"A humanoid robot moves its legs at a laboratory in Japan as directed by the brain waves of a small monkey located in the United States." - Discovery News (thanks Heather!)


The Blow-Up Artist

Excellent article about Victor Niederhoffer in the New Yorker. I cannot recommend this strongly enough.

"On a wall opposite Victor Niederhoffer’s desk is a large painting of the Essex, a Nantucket whaling ship that sank in the South Pacific in 1820, after being attacked by a giant sperm whale, and that later served as the inspiration for “Moby-Dick.” The Essex’s captain, George Pollard, Jr., survived, and persuaded his financial backers to give him another ship, but he sailed it for little more than a year before it foundered on a coral reef. Pollard was ruined, and he ended his days as a night watchman. The painting, which Niederhoffer, a sixty-three-year-old hedge-fund manager, acquired after losing all his clients’ money—and a good deal of his own—in the Thai stock market crash of 1997, serves as an admonition against the incaution to which he, a notorious risktaker, is prone, and as a reminder of the precariousness of his success..."

You can check out Neiderhoffer's website at dailyspeculations.com


Monsterz: Real and Imaginary

Kaiju Eiga - Flickr Set
(via Monster Brains)

Picopico’s Monster Suit Paradise

Brobee Figure @ urbanoutfitters

Trader Made Billions on Subprime

Fascinating article from the WSJ:

"On Wall Street, the losers in the collapse of the housing market are legion. The biggest winner looks to be John Paulson, a little-known hedge fund manager who smelled trouble two years ago..."


Street Art

Bears Exceed Bulls by Most in 17 Years, Investor Poll Says

Jan. 10 (Bloomberg) -- The number of individual investors who are bearish on U.S. equities exceeds those who are bullish by the most since November 1990, a signal to some investors that stocks may be poised to rebound.

In the week ended yesterday, about 59 percent of investors polled by the American Association of Individual Investors said they were bearish, expecting stocks to fall over the next six months.
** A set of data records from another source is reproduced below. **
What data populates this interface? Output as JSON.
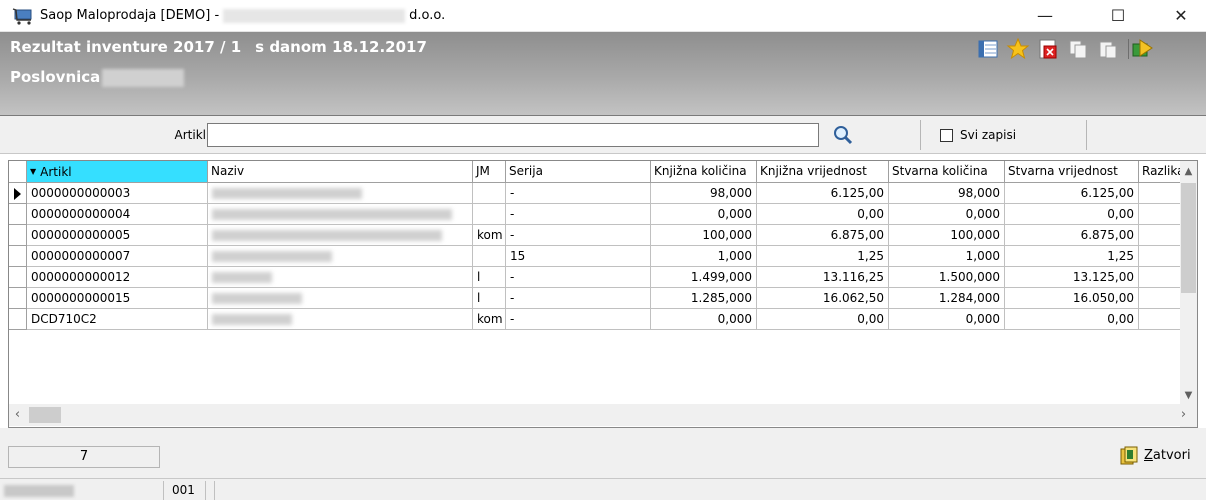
{
  "window": {
    "title_prefix": "Saop Maloprodaja [DEMO] -",
    "title_suffix": "d.o.o.",
    "min_label": "—",
    "max_label": "☐",
    "close_label": "✕"
  },
  "header": {
    "title": "Rezultat inventure 2017 / 1",
    "date_text": "s danom 18.12.2017",
    "branch_label": "Poslovnica",
    "toolbar_icons": [
      "columns-icon",
      "star-icon",
      "delete-icon",
      "copy-icon",
      "paste-icon",
      "exit-icon"
    ]
  },
  "filter": {
    "label": "Artikl",
    "value": "",
    "show_all_label": "Svi zapisi",
    "show_all_checked": false
  },
  "grid": {
    "columns": [
      {
        "label": "Artikl",
        "sorted": true
      },
      {
        "label": "Naziv"
      },
      {
        "label": "JM"
      },
      {
        "label": "Serija"
      },
      {
        "label": "Knjižna količina"
      },
      {
        "label": "Knjižna vrijednost"
      },
      {
        "label": "Stvarna količina"
      },
      {
        "label": "Stvarna vrijednost"
      },
      {
        "label": "Razlika"
      }
    ],
    "rows": [
      {
        "artikl": "0000000000003",
        "jm": "",
        "serija": "-",
        "knj_kol": "98,000",
        "knj_vr": "6.125,00",
        "stv_kol": "98,000",
        "stv_vr": "6.125,00",
        "current": true
      },
      {
        "artikl": "0000000000004",
        "jm": "",
        "serija": "-",
        "knj_kol": "0,000",
        "knj_vr": "0,00",
        "stv_kol": "0,000",
        "stv_vr": "0,00"
      },
      {
        "artikl": "0000000000005",
        "jm": "kom",
        "serija": "-",
        "knj_kol": "100,000",
        "knj_vr": "6.875,00",
        "stv_kol": "100,000",
        "stv_vr": "6.875,00"
      },
      {
        "artikl": "0000000000007",
        "jm": "",
        "serija": "15",
        "knj_kol": "1,000",
        "knj_vr": "1,25",
        "stv_kol": "1,000",
        "stv_vr": "1,25"
      },
      {
        "artikl": "0000000000012",
        "jm": "l",
        "serija": "-",
        "knj_kol": "1.499,000",
        "knj_vr": "13.116,25",
        "stv_kol": "1.500,000",
        "stv_vr": "13.125,00"
      },
      {
        "artikl": "0000000000015",
        "jm": "l",
        "serija": "-",
        "knj_kol": "1.285,000",
        "knj_vr": "16.062,50",
        "stv_kol": "1.284,000",
        "stv_vr": "16.050,00"
      },
      {
        "artikl": "DCD710C2",
        "jm": "kom",
        "serija": "-",
        "knj_kol": "0,000",
        "knj_vr": "0,00",
        "stv_kol": "0,000",
        "stv_vr": "0,00"
      }
    ]
  },
  "footer": {
    "record_count": "7",
    "close_label_first": "Z",
    "close_label_rest": "atvori",
    "status_code": "001"
  }
}
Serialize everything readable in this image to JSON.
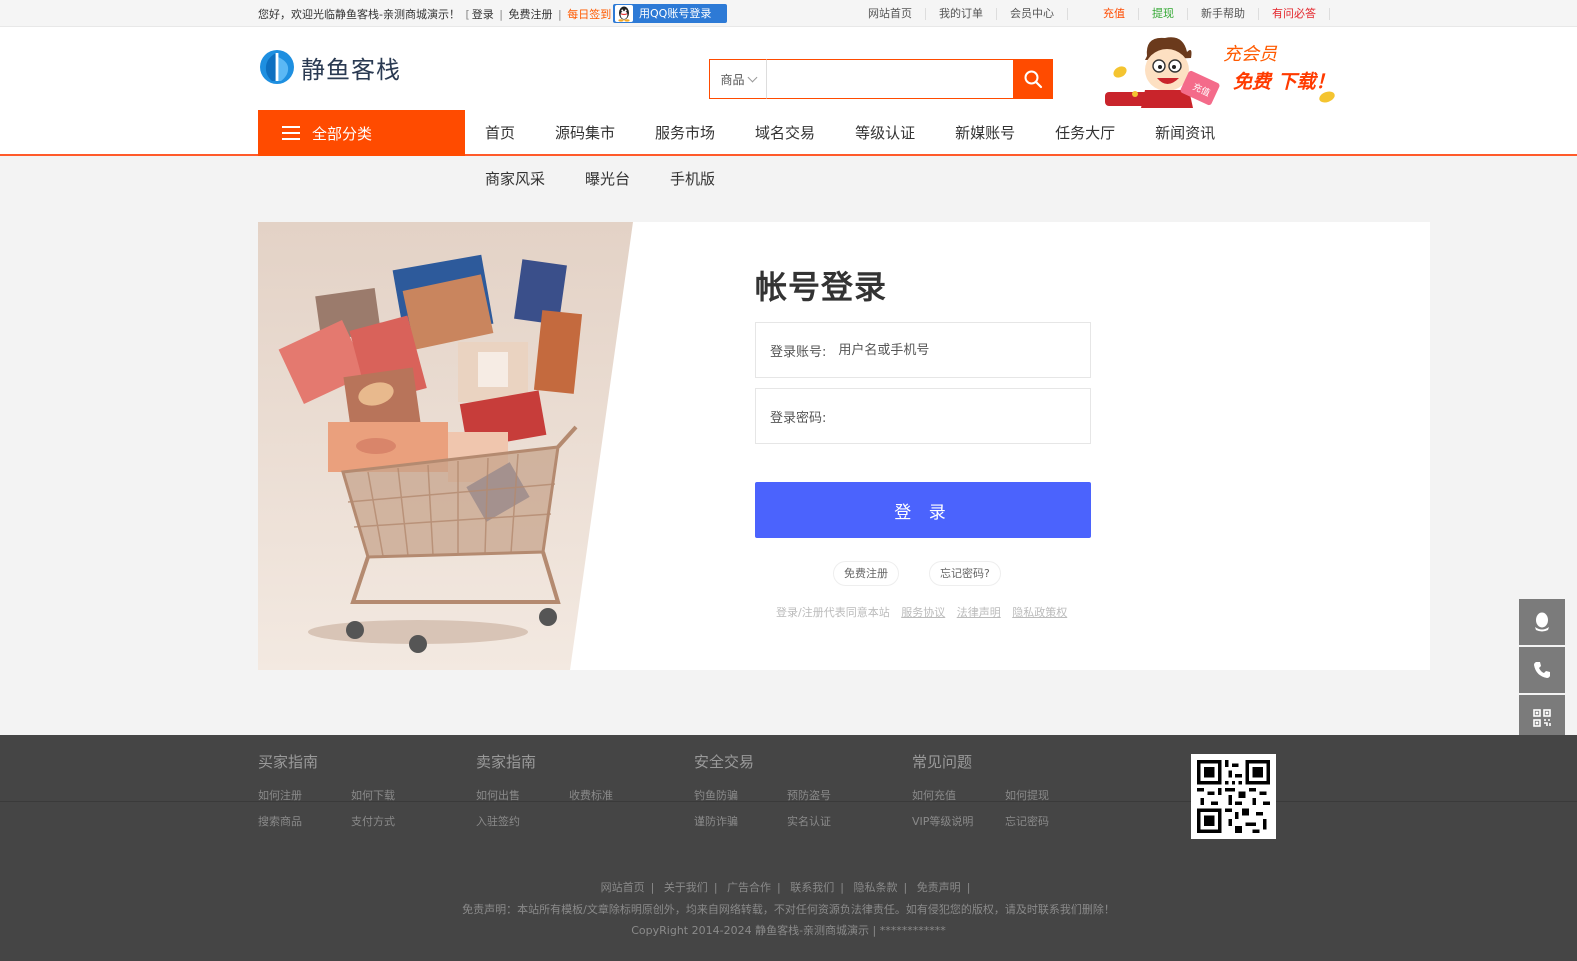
{
  "topbar": {
    "welcome": "您好，欢迎光临静鱼客栈-亲测商城演示！",
    "login": "登录",
    "register": "免费注册",
    "checkin": "每日签到",
    "qq_login": "用QQ账号登录",
    "links": [
      {
        "label": "网站首页",
        "color": "normal"
      },
      {
        "label": "我的订单",
        "color": "normal"
      },
      {
        "label": "会员中心",
        "color": "normal"
      },
      {
        "label": "充值",
        "color": "red"
      },
      {
        "label": "提现",
        "color": "green"
      },
      {
        "label": "新手帮助",
        "color": "normal"
      },
      {
        "label": "有问必答",
        "color": "crimson"
      }
    ]
  },
  "header": {
    "logo_text": "静鱼客栈",
    "search": {
      "category": "商品",
      "placeholder": "",
      "value": ""
    },
    "promo": {
      "line1": "充会员",
      "line2": "免费 下载！",
      "badge": "充值"
    }
  },
  "nav": {
    "all_categories": "全部分类",
    "items": [
      "首页",
      "源码集市",
      "服务市场",
      "域名交易",
      "等级认证",
      "新媒账号",
      "任务大厅",
      "新闻资讯"
    ],
    "sub_items": [
      "商家风采",
      "曝光台",
      "手机版"
    ]
  },
  "login": {
    "title": "帐号登录",
    "account_label": "登录账号:",
    "account_placeholder": "用户名或手机号",
    "password_label": "登录密码:",
    "password_placeholder": "",
    "submit": "登 录",
    "register": "免费注册",
    "forgot": "忘记密码?",
    "terms_prefix": "登录/注册代表同意本站",
    "terms_links": [
      "服务协议",
      "法律声明",
      "隐私政策权"
    ]
  },
  "footer": {
    "columns": [
      {
        "title": "买家指南",
        "links": [
          "如何注册",
          "如何下载",
          "搜索商品",
          "支付方式"
        ]
      },
      {
        "title": "卖家指南",
        "links": [
          "如何出售",
          "收费标准",
          "入驻签约"
        ]
      },
      {
        "title": "安全交易",
        "links": [
          "钓鱼防骗",
          "预防盗号",
          "谨防诈骗",
          "实名认证"
        ]
      },
      {
        "title": "常见问题",
        "links": [
          "如何充值",
          "如何提现",
          "VIP等级说明",
          "忘记密码"
        ]
      }
    ],
    "bottom_links": [
      "网站首页",
      "关于我们",
      "广告合作",
      "联系我们",
      "隐私条款",
      "免责声明"
    ],
    "disclaimer": "免责声明：本站所有模板/文章除标明原创外，均来自网络转载，不对任何资源负法律责任。如有侵犯您的版权，请及时联系我们删除！",
    "copyright": "CopyRight 2014-2024 静鱼客栈-亲测商城演示 | ************"
  },
  "side_tools": [
    {
      "icon": "qq-icon"
    },
    {
      "icon": "phone-icon"
    },
    {
      "icon": "qrcode-icon"
    }
  ],
  "colors": {
    "brand_orange": "#ff4b00",
    "login_button": "#4b63fd",
    "footer_bg": "#454545"
  }
}
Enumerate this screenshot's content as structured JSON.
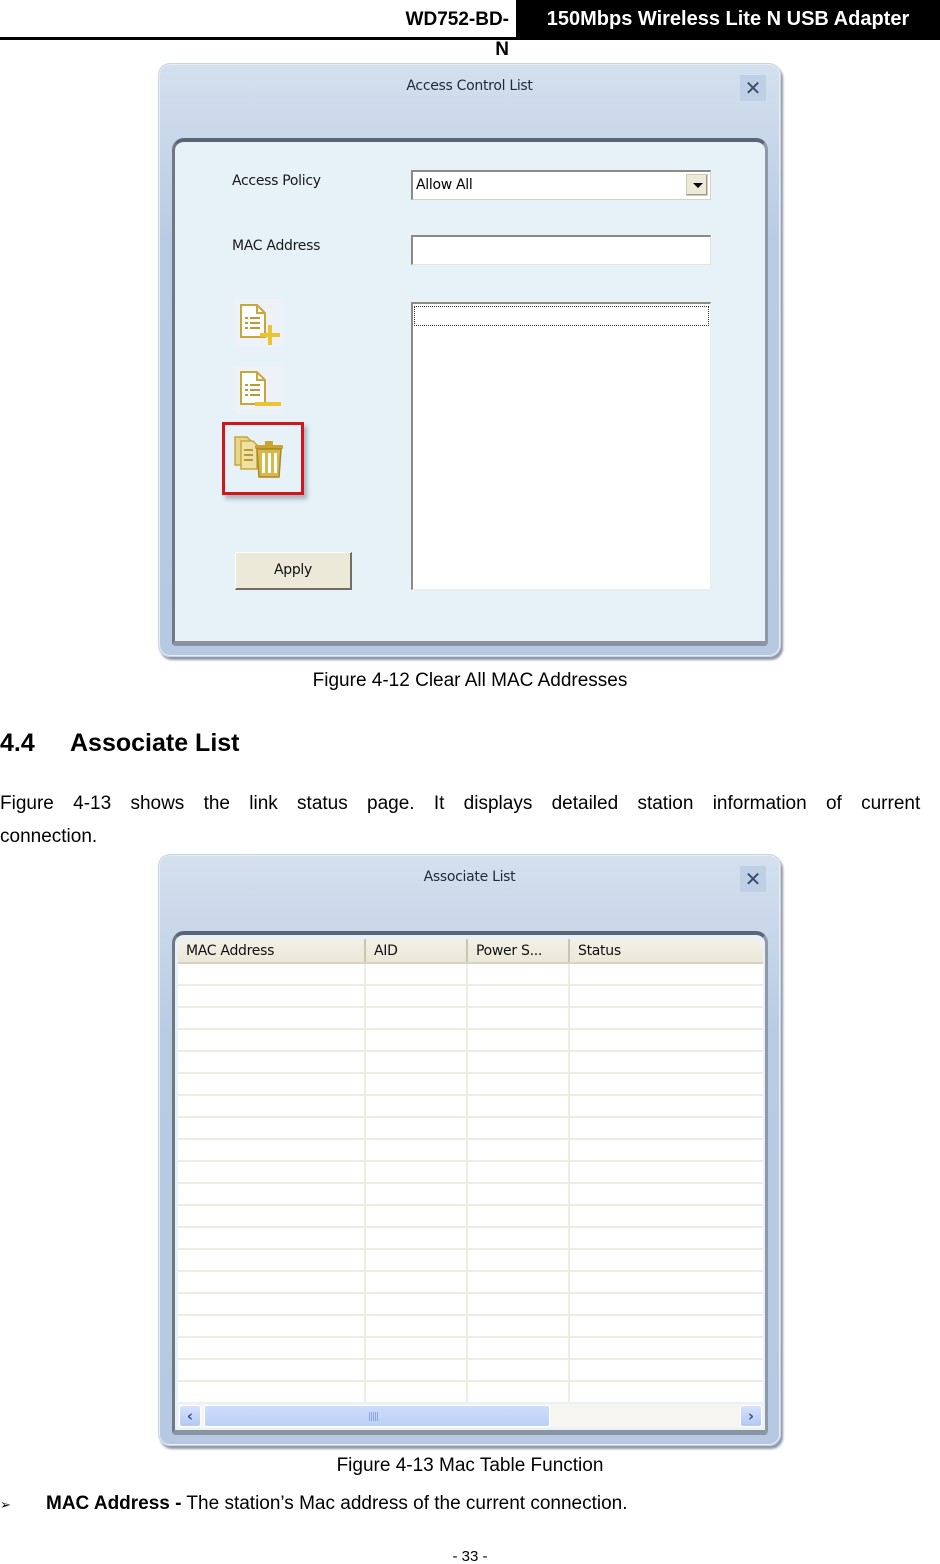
{
  "header": {
    "model": "WD752-BD-N",
    "product": "150Mbps Wireless Lite N USB Adapter"
  },
  "figure_12": {
    "dialog": {
      "title": "Access Control List",
      "close_icon": "close-icon",
      "access_policy_label": "Access Policy",
      "access_policy_value": "Allow All",
      "mac_address_label": "MAC Address",
      "mac_address_value": "",
      "mac_list_items": [],
      "toolbar_icons": [
        "add-entry-icon",
        "remove-entry-icon",
        "clear-all-icon"
      ],
      "highlighted_icon": "clear-all-icon",
      "highlight_color": "#d0151b",
      "apply_label": "Apply"
    },
    "caption": "Figure 4-12 Clear All MAC Addresses"
  },
  "section": {
    "number": "4.4",
    "title": "Associate List",
    "paragraph_line1": "Figure 4-13 shows the link status page. It displays detailed station information of current",
    "paragraph_line2": "connection."
  },
  "figure_13": {
    "dialog": {
      "title": "Associate List",
      "close_icon": "close-icon",
      "columns": [
        "MAC Address",
        "AID",
        "Power S...",
        "Status"
      ],
      "rows": [],
      "empty_row_count": 20,
      "scroll_left_icon": "chevron-left-icon",
      "scroll_right_icon": "chevron-right-icon"
    },
    "caption": "Figure 4-13 Mac Table Function"
  },
  "bullets": [
    {
      "icon": "arrow-bullet-icon",
      "term": "MAC Address -",
      "text": " The station’s Mac address of the current connection."
    }
  ],
  "footer": {
    "page_number": "- 33 -"
  }
}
That was the highest since October 1990 and almost double the 32 percent average over the past five years.


What is Past is Present

Fun, ingenious flash game. Without giving too much away, your past actions can come back to help/haunt you.....

Cursor * 10
(via notes, happy notes)

How They Work

A fascinating tally of rituals, habits, and ruminations on aspects of the creative process specific to well known creators. The list is long and includes writers (Philip Pullman - who used to write in a shed, Don Dellilo - who writes a paragraph a page), researchers in robotics and psychology, musicians (Brian Eno, Autechre), actors (Bill Murray, Nick Nolte)..... and more and more.

rodcorp: How we work
(via kottke.org)

Never In A Trillion Years

The anti-commercial for the iPhone by David Lynch


Water Walk

John Cage performing "Water Walk" in January, 1960 on the popular TV show I've Got A Secret.

The Work of James Ensor

The paintings of James Ensor are haunting, beautiful and bizarre.